The value of a virtual ancestor “fossil”
The generation of this composite skull represents an emerging phenomenon: virtual ancestor reconstruction. This new technique has the mind-blowing power to generate and 3D-print images of predicted fossils that we can all see and handle. The value of this in evolutionary research and education is unprecedented as it “creates” fossils that scientists have only speculated about until now.
However, there is also a rather obvious danger: the fossils aren’t real; they are conjecture. They are the product of inferences and are thus hypotheses, not evidence. Inferences are integral to science, but they are always put to the test through the acquisition of actual primary data. A virtual ancestor is the equivalent of a proposed phylogenetic tree or a tentative “best guess” about what a common ancestor would look like. These “fossils,” in and of themselves, don’t prove or even add weight to any hypothesis. They are merely the manifestation of an hypothesis.
The reason I call this a danger is because any time we can see, touch, and feel something, it seems real. Indeed, that’s the whole point. Because of that, scientists, museum curators, and the general public must be mindful to resist the undue influence that imaginary fossils can have on our thinking. They can lead us to self-fulfilling prophecies and circular reasoning, in which composite projections are treated as verifications and then influence the crafting of further hypotheses, creating a paleontological house of cards that could all come tumbling down. Hypotheses must be built on evidence, not on other hypotheses.
What this virtual ancestor “fossil” tells us
In this case, the authors present their work clearly and humbly. It is without question a spectacular artifact to behold. It would be tempting to compare it to real hominin fossils and attempt to draw conclusions about evolutionary relatedness, but that would be misleading. Data scientists might call that “over-fitting” the data.
For example, the composite common ancestor skull looks a great deal like the recovered skulls of Homo heidelbergensis. A careless approach would be to use this as supportive verification of the hypothesis that heidelbergensis is indeed the common ancestor of humans and Neanderthals. But that would be circular logic. After all, similarities in skull features are why we think heidelbergensis is the common ancestor in the first place. Furthermore, data from heidelbergensis skulls were used in the morphetric analysis and played a key role in how the projections were made. Of course the composite skull looks like heidelbergensis!
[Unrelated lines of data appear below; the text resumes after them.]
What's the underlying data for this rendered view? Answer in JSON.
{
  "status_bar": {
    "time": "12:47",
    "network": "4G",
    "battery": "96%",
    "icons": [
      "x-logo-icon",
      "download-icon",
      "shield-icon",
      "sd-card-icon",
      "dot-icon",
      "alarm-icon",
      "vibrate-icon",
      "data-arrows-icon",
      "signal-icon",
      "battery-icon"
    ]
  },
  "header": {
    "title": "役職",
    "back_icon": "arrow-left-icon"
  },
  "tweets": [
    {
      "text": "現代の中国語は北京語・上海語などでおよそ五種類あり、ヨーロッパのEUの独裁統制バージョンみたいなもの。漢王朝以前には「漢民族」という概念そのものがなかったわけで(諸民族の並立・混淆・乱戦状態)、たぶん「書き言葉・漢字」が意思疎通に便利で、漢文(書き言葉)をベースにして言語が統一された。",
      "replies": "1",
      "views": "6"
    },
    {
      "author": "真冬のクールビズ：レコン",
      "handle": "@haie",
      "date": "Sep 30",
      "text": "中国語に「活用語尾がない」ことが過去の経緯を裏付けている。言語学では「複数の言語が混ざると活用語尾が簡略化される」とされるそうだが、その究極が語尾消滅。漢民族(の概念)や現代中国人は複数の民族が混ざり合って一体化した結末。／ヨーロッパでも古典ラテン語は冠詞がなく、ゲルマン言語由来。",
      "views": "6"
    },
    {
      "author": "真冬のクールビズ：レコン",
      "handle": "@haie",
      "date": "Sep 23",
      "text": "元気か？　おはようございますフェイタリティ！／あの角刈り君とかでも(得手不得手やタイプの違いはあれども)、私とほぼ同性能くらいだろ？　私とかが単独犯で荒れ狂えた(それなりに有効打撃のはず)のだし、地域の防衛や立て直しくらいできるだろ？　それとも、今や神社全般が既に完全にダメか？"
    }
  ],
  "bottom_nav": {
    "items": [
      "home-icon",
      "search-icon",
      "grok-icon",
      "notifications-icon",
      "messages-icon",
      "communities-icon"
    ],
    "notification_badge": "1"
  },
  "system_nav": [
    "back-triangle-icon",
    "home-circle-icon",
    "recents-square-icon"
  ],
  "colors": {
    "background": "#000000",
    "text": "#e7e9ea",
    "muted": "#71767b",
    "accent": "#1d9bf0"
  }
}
On the other hand, if the hypothetical ancestor skull shows key differences with the recovered heidelbergensis skulls, this could potentially be an important matter to explore. While it wouldn’t prove or disprove anything, it would help scientists visualize where the projections and the actual data differ so that they can figure out why. Either the predictive model needs adjustment or we are wrong about heidelbergensis being the common ancestor of humans and Neanderthals.
To that end, the authors of this paper report that the model that their data supports is that the most recent common ancestor of humans and Neanderthals is much older than previously thought. While it is doubtful that the paleontology community will up and abandon the currently dominant hypothesis because of this one predictive model (based only on skulls, no less), it may get people debating the various lines of evidence. And that is always a good thing.
Therein is the value of predictive models like these: they could help expose weaknesses or contradictions in our current models. Ultimately, those controversies cannot be resolved by digital projections or predictive modeling anyway. Only additional fossils could provide the necessary data.
And that captures it perfectly: virtual fossils are nice, but what we really want are more real fossils.